To illustrate this, let’s look at the case of Mexico. Moving away from grossly exaggerated and over-simplified myths of human sacrifice, it is a little-known fact that, at the time it was lain to siege and destroyed in 1521, the Aztec capital of Tenochtitlán was a city of 200,000 inhabitants. This was four times the size of Seville, Spain’s then-largest city.
The chronicles of the Spanish missionary, Bernal Diáz, recount how ‘when we saw all those cities and villages built in the water, and other great towns on dry land, and that straight and level causeway leading to Mexico, we were astounded…. [they] seemed like an enchanted vision from the tale of Amadis.’ Destruction was for gain and looting. Accounts of barbarism seeking to justify colonisation must be read through the lens of their function as an ex-post-facto overlay of righteousness.
Let us return to our initial case study of the Congo. The process of destruction, accelerated and exacerbated by Leopold’s men, had in fact begun in the sixteenth century at the hands of the Portuguese. Early modern Europe was rife with gross misconceptions about Africa, borne out of the ignorance of the Dark Ages. For example, in 1350, Ranulf Higden, a Benedictine monk, wrote that it was a place inhabited by one-eyed people who used feet to cover their heads. In 1459 another monk, Fra Mauro, claimed it was the home of the roc, a bird so large it could carry an elephant through the air (see King Leopold’s Ghost).
To see this far-flung land as a self-contained entity required a stretch of the imagination and extension of empathy few made. The Portuguese, in the late 1400s, stumbled upon the Congo river, and, travelling inland, found what was by their own accounts, a well-organised, cohesive kingdom and series of chiefdoms. What began as a cordial exchange between King João of Portugal, and King Affonso of the Congo, however, quickly became an unequal and bitter exchange as João’s mercenaries began decimating the population through mass-enslavement. By 1630, 15,000 slaves per year were transported against their will from West and Central Africa. They were catalogued in census records in terms of their appearance, age, and above all, their cash value.

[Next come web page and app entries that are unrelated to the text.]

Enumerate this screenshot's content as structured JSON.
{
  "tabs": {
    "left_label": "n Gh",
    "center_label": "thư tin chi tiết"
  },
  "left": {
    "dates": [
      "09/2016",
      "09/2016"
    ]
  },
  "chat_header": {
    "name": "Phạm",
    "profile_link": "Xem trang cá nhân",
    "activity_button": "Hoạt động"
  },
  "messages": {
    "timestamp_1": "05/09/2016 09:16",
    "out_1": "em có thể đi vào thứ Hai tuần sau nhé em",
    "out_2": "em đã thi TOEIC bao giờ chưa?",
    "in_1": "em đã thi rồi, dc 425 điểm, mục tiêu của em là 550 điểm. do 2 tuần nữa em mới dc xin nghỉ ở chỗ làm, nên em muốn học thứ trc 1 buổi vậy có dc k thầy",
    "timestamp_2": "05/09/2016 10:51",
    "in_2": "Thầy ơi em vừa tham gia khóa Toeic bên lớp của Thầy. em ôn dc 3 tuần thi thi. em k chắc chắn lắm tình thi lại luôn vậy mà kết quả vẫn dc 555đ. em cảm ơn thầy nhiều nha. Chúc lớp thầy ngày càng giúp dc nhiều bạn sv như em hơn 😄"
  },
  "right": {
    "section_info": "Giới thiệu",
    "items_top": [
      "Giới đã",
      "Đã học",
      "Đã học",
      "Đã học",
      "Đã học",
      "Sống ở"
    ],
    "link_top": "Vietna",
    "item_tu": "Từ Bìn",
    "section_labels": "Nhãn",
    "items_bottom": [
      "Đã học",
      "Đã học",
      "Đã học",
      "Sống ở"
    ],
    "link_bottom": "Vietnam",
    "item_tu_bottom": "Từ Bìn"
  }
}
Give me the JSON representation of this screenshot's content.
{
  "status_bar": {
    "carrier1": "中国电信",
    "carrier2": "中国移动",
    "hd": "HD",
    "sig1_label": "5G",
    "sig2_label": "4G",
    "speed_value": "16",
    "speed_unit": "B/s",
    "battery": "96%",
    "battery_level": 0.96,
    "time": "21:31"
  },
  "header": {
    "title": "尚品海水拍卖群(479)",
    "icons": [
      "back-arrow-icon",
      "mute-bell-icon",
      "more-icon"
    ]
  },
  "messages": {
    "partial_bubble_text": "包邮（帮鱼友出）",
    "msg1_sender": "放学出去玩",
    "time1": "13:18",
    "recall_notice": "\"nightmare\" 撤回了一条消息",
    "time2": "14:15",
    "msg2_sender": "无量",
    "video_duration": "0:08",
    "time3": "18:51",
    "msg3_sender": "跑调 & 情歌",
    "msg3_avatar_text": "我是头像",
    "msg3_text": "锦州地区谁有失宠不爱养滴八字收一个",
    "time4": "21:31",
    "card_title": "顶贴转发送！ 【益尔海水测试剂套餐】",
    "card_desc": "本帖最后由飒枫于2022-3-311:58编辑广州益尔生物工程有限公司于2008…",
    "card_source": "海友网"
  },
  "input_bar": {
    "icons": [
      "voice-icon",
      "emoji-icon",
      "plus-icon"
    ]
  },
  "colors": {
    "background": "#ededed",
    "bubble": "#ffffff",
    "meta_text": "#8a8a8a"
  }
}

One such record reads: ‘Child, name unknown as she is dying and cannot speak. Male without value….’
So began the Atlantic slave trade. The epitome of the objectification of black bodies as instruments of labour.
In the wake of destruction

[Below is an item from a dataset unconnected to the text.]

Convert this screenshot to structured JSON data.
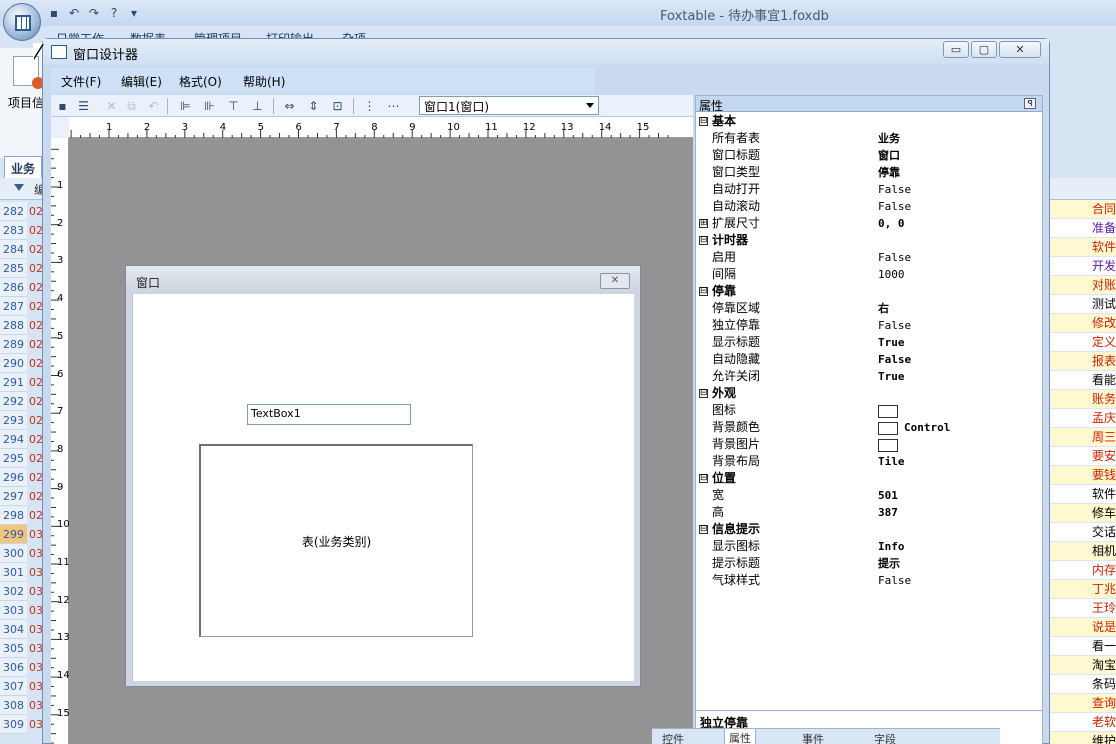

Of course, abolition has happened. Decolonisation, formally, has happened. People nowadays are, rightly, far less likely to believe stories about giant elephant-lifting birds. But illegality does not translate into radical ideological transformation. The fact remains that the colonial hangover has yet to be cured: in a recent poll, 23% of Belgians said that they were proud of their empire, the same number who said that it was a source of shame. In Britain, the number who felt proud was higher, at 32%. In The Netherlands, 50%.
More significant, perhaps, even than the crisis of public opinion, are the continued strategies to promote and enforce subjugation. The Democratic Republic of Congo is the world’s most mineral-rich country; why, then, is it still so poor? It is poor not only because of internal strife (though in large part, this strife is a legacy of colonial oppression, and having been robbed of all self-determination). It is poor because it has been and continues to be drained of its resources, its population engaged in labour that keeps many of them at or below subsistence-level earnings. The result is that this perception is so ingrained in the popular consciousness that few question why it is poor: it just is. Just as in psychoanalysis, we must analyse the causes, and seek from there to rectify their consequences. This would first and foremost require a shift in how we engage in international trade at a fundamental level. To truly decolonise, we can no longer exploit.
HOCHSCHILD, ADAM. KING LEOPOLDS GHOST: a Story of Greed, Terror, and Heroism in Colonial Africa. MARINER Books, 2020.